BEGIN INFORMATION GIVEN
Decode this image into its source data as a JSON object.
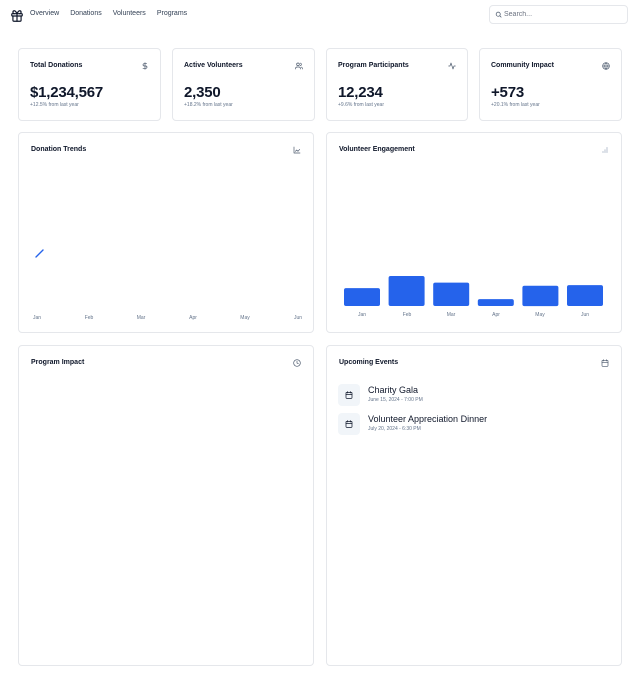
{
  "nav": {
    "logo_icon": "gift-icon",
    "items": [
      "Overview",
      "Donations",
      "Volunteers",
      "Programs"
    ]
  },
  "search": {
    "placeholder": "Search...",
    "icon": "search-icon"
  },
  "stats": [
    {
      "title": "Total Donations",
      "value": "$1,234,567",
      "sub": "+12.5% from last year",
      "icon": "dollar-icon"
    },
    {
      "title": "Active Volunteers",
      "value": "2,350",
      "sub": "+18.2% from last year",
      "icon": "users-icon"
    },
    {
      "title": "Program Participants",
      "value": "12,234",
      "sub": "+9.6% from last year",
      "icon": "activity-icon"
    },
    {
      "title": "Community Impact",
      "value": "+573",
      "sub": "+20.1% from last year",
      "icon": "globe-icon"
    }
  ],
  "donation_trends": {
    "title": "Donation Trends",
    "icon": "line-chart-icon"
  },
  "volunteer_engagement": {
    "title": "Volunteer Engagement",
    "icon": "bar-chart-icon"
  },
  "program_impact": {
    "title": "Program Impact",
    "icon": "pie-chart-icon"
  },
  "upcoming_events": {
    "title": "Upcoming Events",
    "icon": "calendar-icon",
    "events": [
      {
        "name": "Charity Gala",
        "date": "June 15, 2024 - 7:00 PM"
      },
      {
        "name": "Volunteer Appreciation Dinner",
        "date": "July 20, 2024 - 6:30 PM"
      }
    ]
  },
  "colors": {
    "accent": "#2563eb",
    "border": "#e5e7eb",
    "muted": "#64748b"
  },
  "chart_data": [
    {
      "type": "line",
      "categories": [
        "Jan",
        "Feb",
        "Mar",
        "Apr",
        "May",
        "Jun"
      ],
      "series": [
        {
          "values": [
            null,
            null,
            null,
            null,
            null,
            null
          ]
        }
      ],
      "title": "Donation Trends",
      "grid": false
    },
    {
      "type": "bar",
      "categories": [
        "Jan",
        "Feb",
        "Mar",
        "Apr",
        "May",
        "Jun"
      ],
      "values": [
        65,
        109,
        85,
        25,
        74,
        76
      ],
      "title": "Volunteer Engagement",
      "ylim": [
        0,
        400
      ],
      "grid": false
    }
  ]
}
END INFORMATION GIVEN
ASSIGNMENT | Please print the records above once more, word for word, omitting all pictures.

SOLUTION FOR THIS PROBLEM |
Decode this image into its source data as a JSON object.
{
  "nav": {
    "logo_icon": "gift-icon",
    "items": [
      "Overview",
      "Donations",
      "Volunteers",
      "Programs"
    ]
  },
  "search": {
    "placeholder": "Search...",
    "icon": "search-icon"
  },
  "stats": [
    {
      "title": "Total Donations",
      "value": "$1,234,567",
      "sub": "+12.5% from last year",
      "icon": "dollar-icon"
    },
    {
      "title": "Active Volunteers",
      "value": "2,350",
      "sub": "+18.2% from last year",
      "icon": "users-icon"
    },
    {
      "title": "Program Participants",
      "value": "12,234",
      "sub": "+9.6% from last year",
      "icon": "activity-icon"
    },
    {
      "title": "Community Impact",
      "value": "+573",
      "sub": "+20.1% from last year",
      "icon": "globe-icon"
    }
  ],
  "donation_trends": {
    "title": "Donation Trends",
    "icon": "line-chart-icon"
  },
  "volunteer_engagement": {
    "title": "Volunteer Engagement",
    "icon": "bar-chart-icon"
  },
  "program_impact": {
    "title": "Program Impact",
    "icon": "pie-chart-icon"
  },
  "upcoming_events": {
    "title": "Upcoming Events",
    "icon": "calendar-icon",
    "events": [
      {
        "name": "Charity Gala",
        "date": "June 15, 2024 - 7:00 PM"
      },
      {
        "name": "Volunteer Appreciation Dinner",
        "date": "July 20, 2024 - 6:30 PM"
      }
    ]
  },
  "colors": {
    "accent": "#2563eb",
    "border": "#e5e7eb",
    "muted": "#64748b"
  },
  "chart_data": [
    {
      "type": "line",
      "categories": [
        "Jan",
        "Feb",
        "Mar",
        "Apr",
        "May",
        "Jun"
      ],
      "series": [
        {
          "values": [
            null,
            null,
            null,
            null,
            null,
            null
          ]
        }
      ],
      "title": "Donation Trends",
      "grid": false
    },
    {
      "type": "bar",
      "categories": [
        "Jan",
        "Feb",
        "Mar",
        "Apr",
        "May",
        "Jun"
      ],
      "values": [
        65,
        109,
        85,
        25,
        74,
        76
      ],
      "title": "Volunteer Engagement",
      "ylim": [
        0,
        400
      ],
      "grid": false
    }
  ]
}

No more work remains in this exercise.